- _SOURCE RECORDS_
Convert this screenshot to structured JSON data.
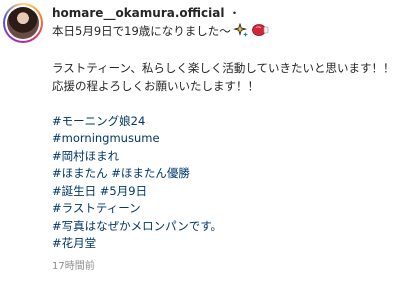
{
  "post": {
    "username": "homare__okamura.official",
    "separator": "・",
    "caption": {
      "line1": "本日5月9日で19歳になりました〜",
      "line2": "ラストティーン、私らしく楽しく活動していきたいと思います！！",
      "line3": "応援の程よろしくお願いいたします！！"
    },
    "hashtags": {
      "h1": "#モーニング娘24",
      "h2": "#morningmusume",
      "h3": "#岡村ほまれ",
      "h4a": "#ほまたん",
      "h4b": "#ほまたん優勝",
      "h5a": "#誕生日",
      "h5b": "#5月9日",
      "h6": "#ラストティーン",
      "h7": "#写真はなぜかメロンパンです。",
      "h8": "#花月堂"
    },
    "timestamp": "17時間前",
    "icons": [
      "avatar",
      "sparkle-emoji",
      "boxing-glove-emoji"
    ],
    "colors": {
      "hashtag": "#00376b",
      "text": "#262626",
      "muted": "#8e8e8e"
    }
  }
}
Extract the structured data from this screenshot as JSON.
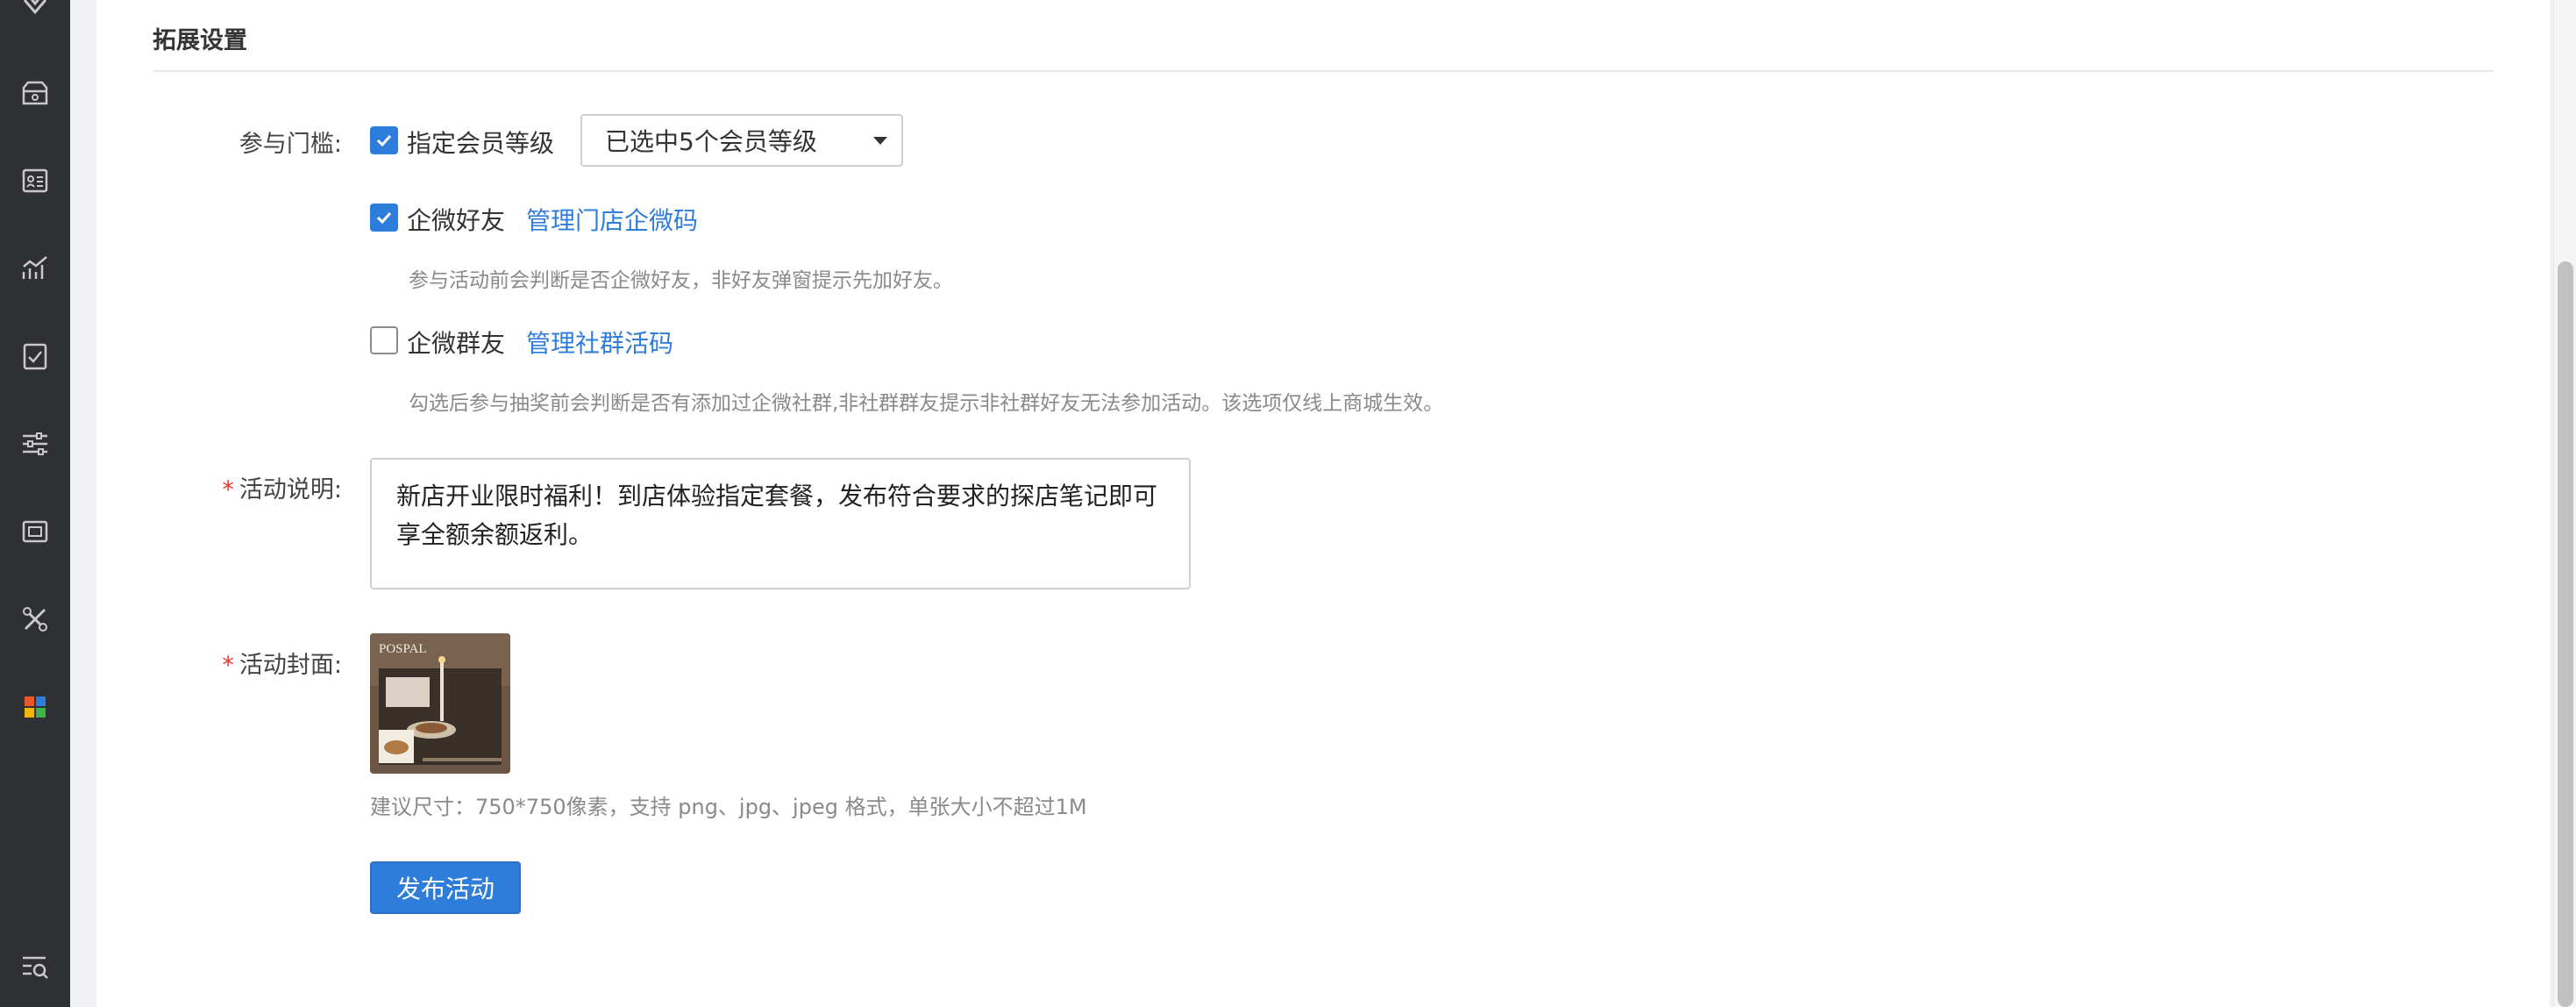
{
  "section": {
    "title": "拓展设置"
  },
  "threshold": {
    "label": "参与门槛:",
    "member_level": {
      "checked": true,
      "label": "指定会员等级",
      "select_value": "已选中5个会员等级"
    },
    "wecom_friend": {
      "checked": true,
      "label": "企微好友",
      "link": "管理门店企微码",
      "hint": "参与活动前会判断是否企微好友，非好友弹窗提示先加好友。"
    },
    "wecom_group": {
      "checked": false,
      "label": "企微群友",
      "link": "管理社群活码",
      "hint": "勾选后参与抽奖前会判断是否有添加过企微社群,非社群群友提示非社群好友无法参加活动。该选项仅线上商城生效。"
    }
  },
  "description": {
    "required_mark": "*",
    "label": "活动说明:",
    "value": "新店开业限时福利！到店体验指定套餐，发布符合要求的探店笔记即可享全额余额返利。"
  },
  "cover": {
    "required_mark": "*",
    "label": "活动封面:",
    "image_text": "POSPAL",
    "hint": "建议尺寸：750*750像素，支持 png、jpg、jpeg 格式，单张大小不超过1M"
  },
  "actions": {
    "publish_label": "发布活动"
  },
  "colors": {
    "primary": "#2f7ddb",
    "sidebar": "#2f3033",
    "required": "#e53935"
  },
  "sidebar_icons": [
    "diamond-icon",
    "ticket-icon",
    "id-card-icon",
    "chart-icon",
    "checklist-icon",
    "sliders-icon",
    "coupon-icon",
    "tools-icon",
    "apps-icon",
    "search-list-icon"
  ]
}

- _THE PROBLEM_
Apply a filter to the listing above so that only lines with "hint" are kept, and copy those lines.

- _SOLUTION TO THE PROBLEM_
      "hint": "参与活动前会判断是否企微好友，非好友弹窗提示先加好友。"
      "hint": "勾选后参与抽奖前会判断是否有添加过企微社群,非社群群友提示非社群好友无法参加活动。该选项仅线上商城生效。"
    "hint": "建议尺寸：750*750像素，支持 png、jpg、jpeg 格式，单张大小不超过1M"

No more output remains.